### PROBLEM REQUIREMENTS
Set down the entries exactly. No line may differ from its source.

[Items from an interface collection]
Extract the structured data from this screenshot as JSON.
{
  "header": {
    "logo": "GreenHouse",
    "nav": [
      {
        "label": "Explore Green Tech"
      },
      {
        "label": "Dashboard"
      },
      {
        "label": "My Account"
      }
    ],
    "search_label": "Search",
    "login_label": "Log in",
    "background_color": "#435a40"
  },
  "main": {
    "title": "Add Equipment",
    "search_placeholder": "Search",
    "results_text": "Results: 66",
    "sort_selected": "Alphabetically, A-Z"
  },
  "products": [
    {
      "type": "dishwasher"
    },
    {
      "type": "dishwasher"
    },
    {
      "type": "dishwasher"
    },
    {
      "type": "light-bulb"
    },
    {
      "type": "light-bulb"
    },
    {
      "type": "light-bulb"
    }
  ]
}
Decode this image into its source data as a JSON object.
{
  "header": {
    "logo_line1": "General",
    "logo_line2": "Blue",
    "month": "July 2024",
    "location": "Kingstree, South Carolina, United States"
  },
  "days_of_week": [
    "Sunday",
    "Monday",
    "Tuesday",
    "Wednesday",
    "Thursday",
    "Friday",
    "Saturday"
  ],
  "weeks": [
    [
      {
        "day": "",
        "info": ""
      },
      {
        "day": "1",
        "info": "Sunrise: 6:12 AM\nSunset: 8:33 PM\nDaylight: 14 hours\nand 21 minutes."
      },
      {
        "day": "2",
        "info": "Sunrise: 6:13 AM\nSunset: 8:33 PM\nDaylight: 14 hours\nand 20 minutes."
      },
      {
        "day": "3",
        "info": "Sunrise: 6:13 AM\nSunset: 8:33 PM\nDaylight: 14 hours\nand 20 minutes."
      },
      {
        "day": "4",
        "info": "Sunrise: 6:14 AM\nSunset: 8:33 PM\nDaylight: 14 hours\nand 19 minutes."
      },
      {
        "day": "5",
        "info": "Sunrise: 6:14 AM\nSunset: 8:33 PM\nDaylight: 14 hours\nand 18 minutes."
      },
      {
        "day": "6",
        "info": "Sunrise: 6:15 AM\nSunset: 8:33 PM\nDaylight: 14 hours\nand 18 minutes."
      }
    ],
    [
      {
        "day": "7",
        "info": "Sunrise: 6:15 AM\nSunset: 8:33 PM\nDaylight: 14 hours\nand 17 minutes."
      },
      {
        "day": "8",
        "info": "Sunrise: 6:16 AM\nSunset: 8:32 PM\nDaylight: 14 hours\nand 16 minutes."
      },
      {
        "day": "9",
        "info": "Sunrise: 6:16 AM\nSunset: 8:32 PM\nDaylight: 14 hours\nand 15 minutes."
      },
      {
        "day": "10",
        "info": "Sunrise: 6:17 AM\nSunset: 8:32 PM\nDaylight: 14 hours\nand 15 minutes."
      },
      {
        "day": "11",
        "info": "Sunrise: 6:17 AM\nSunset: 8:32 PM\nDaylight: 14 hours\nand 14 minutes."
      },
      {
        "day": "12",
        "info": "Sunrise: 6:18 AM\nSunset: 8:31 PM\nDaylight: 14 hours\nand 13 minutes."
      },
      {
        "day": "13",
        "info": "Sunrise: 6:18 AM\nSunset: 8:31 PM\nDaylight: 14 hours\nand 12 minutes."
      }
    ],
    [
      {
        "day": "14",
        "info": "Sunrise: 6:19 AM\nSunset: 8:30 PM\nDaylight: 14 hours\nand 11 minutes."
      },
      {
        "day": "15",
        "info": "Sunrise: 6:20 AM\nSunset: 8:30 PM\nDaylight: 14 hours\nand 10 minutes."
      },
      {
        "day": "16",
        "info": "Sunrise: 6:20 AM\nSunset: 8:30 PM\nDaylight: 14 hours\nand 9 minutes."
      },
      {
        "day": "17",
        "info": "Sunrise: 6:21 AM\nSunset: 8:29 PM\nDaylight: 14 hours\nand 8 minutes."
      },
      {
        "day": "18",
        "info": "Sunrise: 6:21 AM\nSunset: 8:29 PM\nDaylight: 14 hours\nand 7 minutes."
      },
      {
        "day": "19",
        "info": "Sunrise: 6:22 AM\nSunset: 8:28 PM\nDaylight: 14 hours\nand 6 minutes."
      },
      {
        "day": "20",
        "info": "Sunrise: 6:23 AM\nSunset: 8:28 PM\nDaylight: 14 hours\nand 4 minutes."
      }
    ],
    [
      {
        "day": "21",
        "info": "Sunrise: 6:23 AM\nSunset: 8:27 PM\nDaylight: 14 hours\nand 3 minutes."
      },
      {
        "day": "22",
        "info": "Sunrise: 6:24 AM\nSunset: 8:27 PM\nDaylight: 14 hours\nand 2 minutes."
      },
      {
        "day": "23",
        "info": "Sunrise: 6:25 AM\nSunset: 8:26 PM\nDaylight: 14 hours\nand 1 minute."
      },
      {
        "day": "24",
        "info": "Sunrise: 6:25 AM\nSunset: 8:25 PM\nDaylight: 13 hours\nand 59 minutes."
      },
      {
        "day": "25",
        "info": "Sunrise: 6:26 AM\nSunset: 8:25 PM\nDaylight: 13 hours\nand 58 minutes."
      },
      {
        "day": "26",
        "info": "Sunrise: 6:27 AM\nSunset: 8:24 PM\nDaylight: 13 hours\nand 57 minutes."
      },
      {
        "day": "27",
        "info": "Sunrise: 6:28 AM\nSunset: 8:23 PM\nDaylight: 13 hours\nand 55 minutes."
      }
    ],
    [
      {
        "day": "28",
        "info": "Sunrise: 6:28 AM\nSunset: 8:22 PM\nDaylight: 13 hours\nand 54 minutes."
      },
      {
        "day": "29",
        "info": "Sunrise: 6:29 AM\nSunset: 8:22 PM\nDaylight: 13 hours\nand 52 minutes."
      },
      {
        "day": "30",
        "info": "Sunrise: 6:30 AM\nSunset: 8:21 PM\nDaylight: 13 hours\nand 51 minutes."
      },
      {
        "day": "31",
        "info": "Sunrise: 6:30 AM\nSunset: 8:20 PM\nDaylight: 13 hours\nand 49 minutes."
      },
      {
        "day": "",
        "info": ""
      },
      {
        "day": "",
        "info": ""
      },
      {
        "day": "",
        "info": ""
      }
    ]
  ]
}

### WRITTEN REPLY
Extract the structured data from this screenshot as JSON.
{
  "header": {
    "logo": "GreenHouse",
    "nav": [
      {
        "label": "Explore Green Tech"
      },
      {
        "label": "Dashboard"
      },
      {
        "label": "My Account"
      }
    ],
    "search_label": "Search",
    "login_label": "Log in",
    "background_color": "#435a40"
  },
  "main": {
    "title": "Add Equipment",
    "search_placeholder": "Search",
    "results_text": "Results: 66",
    "sort_selected": "Alphabetically, A-Z"
  },
  "products": [
    {
      "type": "dishwasher"
    },
    {
      "type": "dishwasher"
    },
    {
      "type": "dishwasher"
    },
    {
      "type": "light-bulb"
    },
    {
      "type": "light-bulb"
    },
    {
      "type": "light-bulb"
    }
  ]
}
Decode this image into its source data as a JSON object.
{
  "header": {
    "logo_line1": "General",
    "logo_line2": "Blue",
    "month": "July 2024",
    "location": "Kingstree, South Carolina, United States"
  },
  "days_of_week": [
    "Sunday",
    "Monday",
    "Tuesday",
    "Wednesday",
    "Thursday",
    "Friday",
    "Saturday"
  ],
  "weeks": [
    [
      {
        "day": "",
        "info": ""
      },
      {
        "day": "1",
        "info": "Sunrise: 6:12 AM\nSunset: 8:33 PM\nDaylight: 14 hours\nand 21 minutes."
      },
      {
        "day": "2",
        "info": "Sunrise: 6:13 AM\nSunset: 8:33 PM\nDaylight: 14 hours\nand 20 minutes."
      },
      {
        "day": "3",
        "info": "Sunrise: 6:13 AM\nSunset: 8:33 PM\nDaylight: 14 hours\nand 20 minutes."
      },
      {
        "day": "4",
        "info": "Sunrise: 6:14 AM\nSunset: 8:33 PM\nDaylight: 14 hours\nand 19 minutes."
      },
      {
        "day": "5",
        "info": "Sunrise: 6:14 AM\nSunset: 8:33 PM\nDaylight: 14 hours\nand 18 minutes."
      },
      {
        "day": "6",
        "info": "Sunrise: 6:15 AM\nSunset: 8:33 PM\nDaylight: 14 hours\nand 18 minutes."
      }
    ],
    [
      {
        "day": "7",
        "info": "Sunrise: 6:15 AM\nSunset: 8:33 PM\nDaylight: 14 hours\nand 17 minutes."
      },
      {
        "day": "8",
        "info": "Sunrise: 6:16 AM\nSunset: 8:32 PM\nDaylight: 14 hours\nand 16 minutes."
      },
      {
        "day": "9",
        "info": "Sunrise: 6:16 AM\nSunset: 8:32 PM\nDaylight: 14 hours\nand 15 minutes."
      },
      {
        "day": "10",
        "info": "Sunrise: 6:17 AM\nSunset: 8:32 PM\nDaylight: 14 hours\nand 15 minutes."
      },
      {
        "day": "11",
        "info": "Sunrise: 6:17 AM\nSunset: 8:32 PM\nDaylight: 14 hours\nand 14 minutes."
      },
      {
        "day": "12",
        "info": "Sunrise: 6:18 AM\nSunset: 8:31 PM\nDaylight: 14 hours\nand 13 minutes."
      },
      {
        "day": "13",
        "info": "Sunrise: 6:18 AM\nSunset: 8:31 PM\nDaylight: 14 hours\nand 12 minutes."
      }
    ],
    [
      {
        "day": "14",
        "info": "Sunrise: 6:19 AM\nSunset: 8:30 PM\nDaylight: 14 hours\nand 11 minutes."
      },
      {
        "day": "15",
        "info": "Sunrise: 6:20 AM\nSunset: 8:30 PM\nDaylight: 14 hours\nand 10 minutes."
      },
      {
        "day": "16",
        "info": "Sunrise: 6:20 AM\nSunset: 8:30 PM\nDaylight: 14 hours\nand 9 minutes."
      },
      {
        "day": "17",
        "info": "Sunrise: 6:21 AM\nSunset: 8:29 PM\nDaylight: 14 hours\nand 8 minutes."
      },
      {
        "day": "18",
        "info": "Sunrise: 6:21 AM\nSunset: 8:29 PM\nDaylight: 14 hours\nand 7 minutes."
      },
      {
        "day": "19",
        "info": "Sunrise: 6:22 AM\nSunset: 8:28 PM\nDaylight: 14 hours\nand 6 minutes."
      },
      {
        "day": "20",
        "info": "Sunrise: 6:23 AM\nSunset: 8:28 PM\nDaylight: 14 hours\nand 4 minutes."
      }
    ],
    [
      {
        "day": "21",
        "info": "Sunrise: 6:23 AM\nSunset: 8:27 PM\nDaylight: 14 hours\nand 3 minutes."
      },
      {
        "day": "22",
        "info": "Sunrise: 6:24 AM\nSunset: 8:27 PM\nDaylight: 14 hours\nand 2 minutes."
      },
      {
        "day": "23",
        "info": "Sunrise: 6:25 AM\nSunset: 8:26 PM\nDaylight: 14 hours\nand 1 minute."
      },
      {
        "day": "24",
        "info": "Sunrise: 6:25 AM\nSunset: 8:25 PM\nDaylight: 13 hours\nand 59 minutes."
      },
      {
        "day": "25",
        "info": "Sunrise: 6:26 AM\nSunset: 8:25 PM\nDaylight: 13 hours\nand 58 minutes."
      },
      {
        "day": "26",
        "info": "Sunrise: 6:27 AM\nSunset: 8:24 PM\nDaylight: 13 hours\nand 57 minutes."
      },
      {
        "day": "27",
        "info": "Sunrise: 6:28 AM\nSunset: 8:23 PM\nDaylight: 13 hours\nand 55 minutes."
      }
    ],
    [
      {
        "day": "28",
        "info": "Sunrise: 6:28 AM\nSunset: 8:22 PM\nDaylight: 13 hours\nand 54 minutes."
      },
      {
        "day": "29",
        "info": "Sunrise: 6:29 AM\nSunset: 8:22 PM\nDaylight: 13 hours\nand 52 minutes."
      },
      {
        "day": "30",
        "info": "Sunrise: 6:30 AM\nSunset: 8:21 PM\nDaylight: 13 hours\nand 51 minutes."
      },
      {
        "day": "31",
        "info": "Sunrise: 6:30 AM\nSunset: 8:20 PM\nDaylight: 13 hours\nand 49 minutes."
      },
      {
        "day": "",
        "info": ""
      },
      {
        "day": "",
        "info": ""
      },
      {
        "day": "",
        "info": ""
      }
    ]
  ]
}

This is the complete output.